>>>>> "James" == james rich <james.rich@xxxxxxxxxxxxx> writes:
James> I am wondering how the XFS team plans on avoiding the same
James> problems once XFS becomes part of the kernel. Is there
James> potential for problems with SGI "losing control" over the
James> source or direction of XFS once Linus puts it in his tree?
The thing the LVM project has lacked is a process. Mails and patches
have been dropped, and the LVM developers have been playing their own
game instead of tracking development of the generic kernel.
That model doesn't work very well in the Linux space. When you're in
the Open Source business you have to play by the rules. Otherwise the
community will work around you. Hence the discussions yesterday.
If SGI were to do a bad job maintaining XFS, we would probably see
something similar to what has happened with LVM: Alan Cox applying
patches to his kernels that the LVM folks didn't take.
However, this behaviour is unusual. As long as the official
maintainer of something is actively developing it, Alan and Linus only
take patches from that person. And everybody else submit their
changes to the official maintainer.
Now, it doesn't really matter whether your CVS tree is open for
submissions from the outside or not. That's a technical detail. What
matters is whether patches and comments from the outside make it into
the tree.
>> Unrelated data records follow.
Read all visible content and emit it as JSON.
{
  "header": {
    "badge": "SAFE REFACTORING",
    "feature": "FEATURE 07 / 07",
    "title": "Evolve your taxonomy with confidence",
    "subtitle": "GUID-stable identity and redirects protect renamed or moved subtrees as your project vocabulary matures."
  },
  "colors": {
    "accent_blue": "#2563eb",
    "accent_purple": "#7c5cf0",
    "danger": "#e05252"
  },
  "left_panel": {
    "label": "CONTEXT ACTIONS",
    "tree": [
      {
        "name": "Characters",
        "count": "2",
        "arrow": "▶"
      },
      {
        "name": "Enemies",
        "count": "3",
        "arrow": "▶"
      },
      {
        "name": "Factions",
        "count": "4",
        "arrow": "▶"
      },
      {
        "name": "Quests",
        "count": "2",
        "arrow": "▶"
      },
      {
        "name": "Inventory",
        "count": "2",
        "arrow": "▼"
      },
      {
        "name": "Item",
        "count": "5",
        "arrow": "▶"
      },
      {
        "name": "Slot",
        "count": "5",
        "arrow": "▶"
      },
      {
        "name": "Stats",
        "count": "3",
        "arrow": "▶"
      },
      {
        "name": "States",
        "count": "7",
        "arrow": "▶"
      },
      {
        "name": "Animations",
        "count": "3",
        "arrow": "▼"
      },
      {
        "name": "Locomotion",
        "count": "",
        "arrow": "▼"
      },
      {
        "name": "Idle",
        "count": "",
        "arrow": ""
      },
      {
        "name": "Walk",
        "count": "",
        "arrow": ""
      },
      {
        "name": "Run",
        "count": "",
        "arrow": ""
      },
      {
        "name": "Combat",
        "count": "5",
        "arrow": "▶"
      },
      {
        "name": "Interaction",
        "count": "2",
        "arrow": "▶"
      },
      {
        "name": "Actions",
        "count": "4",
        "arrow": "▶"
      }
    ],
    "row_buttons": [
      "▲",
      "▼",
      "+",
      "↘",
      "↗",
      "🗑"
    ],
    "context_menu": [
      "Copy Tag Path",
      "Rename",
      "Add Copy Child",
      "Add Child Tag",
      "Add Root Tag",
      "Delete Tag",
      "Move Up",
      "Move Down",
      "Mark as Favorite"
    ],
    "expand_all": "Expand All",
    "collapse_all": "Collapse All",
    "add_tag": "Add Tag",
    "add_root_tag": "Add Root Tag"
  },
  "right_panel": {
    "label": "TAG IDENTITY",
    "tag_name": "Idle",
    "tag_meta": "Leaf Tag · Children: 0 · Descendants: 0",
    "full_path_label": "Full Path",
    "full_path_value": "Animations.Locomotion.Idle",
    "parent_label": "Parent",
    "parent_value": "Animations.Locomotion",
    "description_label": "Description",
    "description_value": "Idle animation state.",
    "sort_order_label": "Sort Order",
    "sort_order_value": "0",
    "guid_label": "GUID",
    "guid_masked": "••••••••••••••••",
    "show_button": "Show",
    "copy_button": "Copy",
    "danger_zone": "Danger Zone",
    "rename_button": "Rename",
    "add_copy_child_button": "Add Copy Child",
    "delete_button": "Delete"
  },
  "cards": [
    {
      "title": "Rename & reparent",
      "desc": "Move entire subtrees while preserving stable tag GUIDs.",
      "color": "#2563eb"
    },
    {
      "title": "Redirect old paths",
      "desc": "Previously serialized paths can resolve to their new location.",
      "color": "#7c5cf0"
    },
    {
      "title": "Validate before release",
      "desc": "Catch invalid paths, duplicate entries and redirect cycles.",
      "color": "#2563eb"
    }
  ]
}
And I honestly think we're doing a good job at that with
Also, I think the mods generated by our internal revision control/bug
tracking system are good, self-contained patches that would suit
Martin K. Petersen, Principal Linux Consultant, Linuxcare, Inc.
SGI XFS for Linux Developer, http://oss.sgi.com/projects/xfs/